Reproduce every line below exactly as written; do not include the images.

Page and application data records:
· · · · · · ·
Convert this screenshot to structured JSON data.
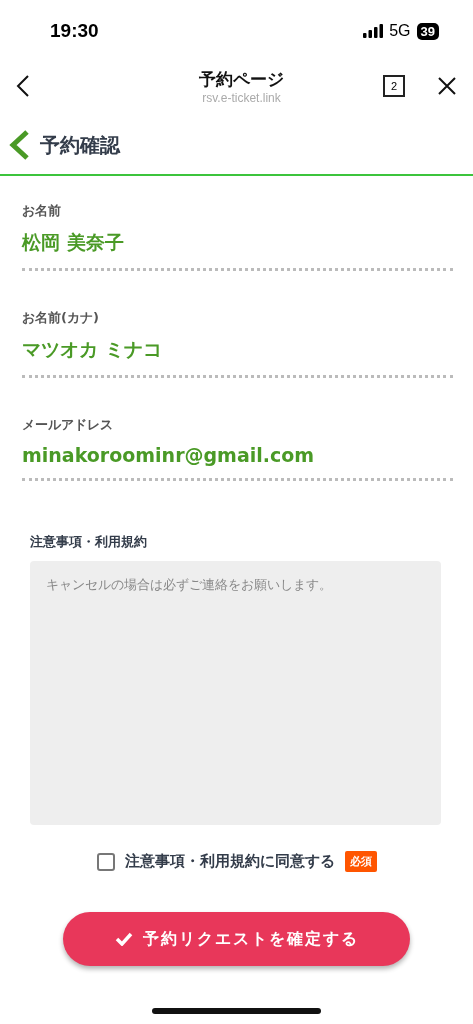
{
  "status_bar": {
    "time": "19:30",
    "network": "5G",
    "battery": "39"
  },
  "browser_bar": {
    "title": "予約ページ",
    "url": "rsv.e-ticket.link",
    "tab_count": "2"
  },
  "header": {
    "title": "予約確認"
  },
  "fields": [
    {
      "label": "お名前",
      "value": "松岡 美奈子"
    },
    {
      "label": "お名前(カナ)",
      "value": "マツオカ ミナコ"
    },
    {
      "label": "メールアドレス",
      "value": "minakoroominr@gmail.com"
    }
  ],
  "terms": {
    "title": "注意事項・利用規約",
    "text": "キャンセルの場合は必ずご連絡をお願いします。"
  },
  "agree": {
    "label": "注意事項・利用規約に同意する",
    "checked": false,
    "badge": "必須"
  },
  "submit_button": {
    "label": "予約リクエストを確定する"
  }
}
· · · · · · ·
Written solution:
Convert this screenshot to structured JSON data.
{
  "status_bar": {
    "time": "19:30",
    "network": "5G",
    "battery": "39"
  },
  "browser_bar": {
    "title": "予約ページ",
    "url": "rsv.e-ticket.link",
    "tab_count": "2"
  },
  "header": {
    "title": "予約確認"
  },
  "fields": [
    {
      "label": "お名前",
      "value": "松岡 美奈子"
    },
    {
      "label": "お名前(カナ)",
      "value": "マツオカ ミナコ"
    },
    {
      "label": "メールアドレス",
      "value": "minakoroominr@gmail.com"
    }
  ],
  "terms": {
    "title": "注意事項・利用規約",
    "text": "キャンセルの場合は必ずご連絡をお願いします。"
  },
  "agree": {
    "label": "注意事項・利用規約に同意する",
    "checked": false,
    "badge": "必須"
  },
  "submit_button": {
    "label": "予約リクエストを確定する"
  }
}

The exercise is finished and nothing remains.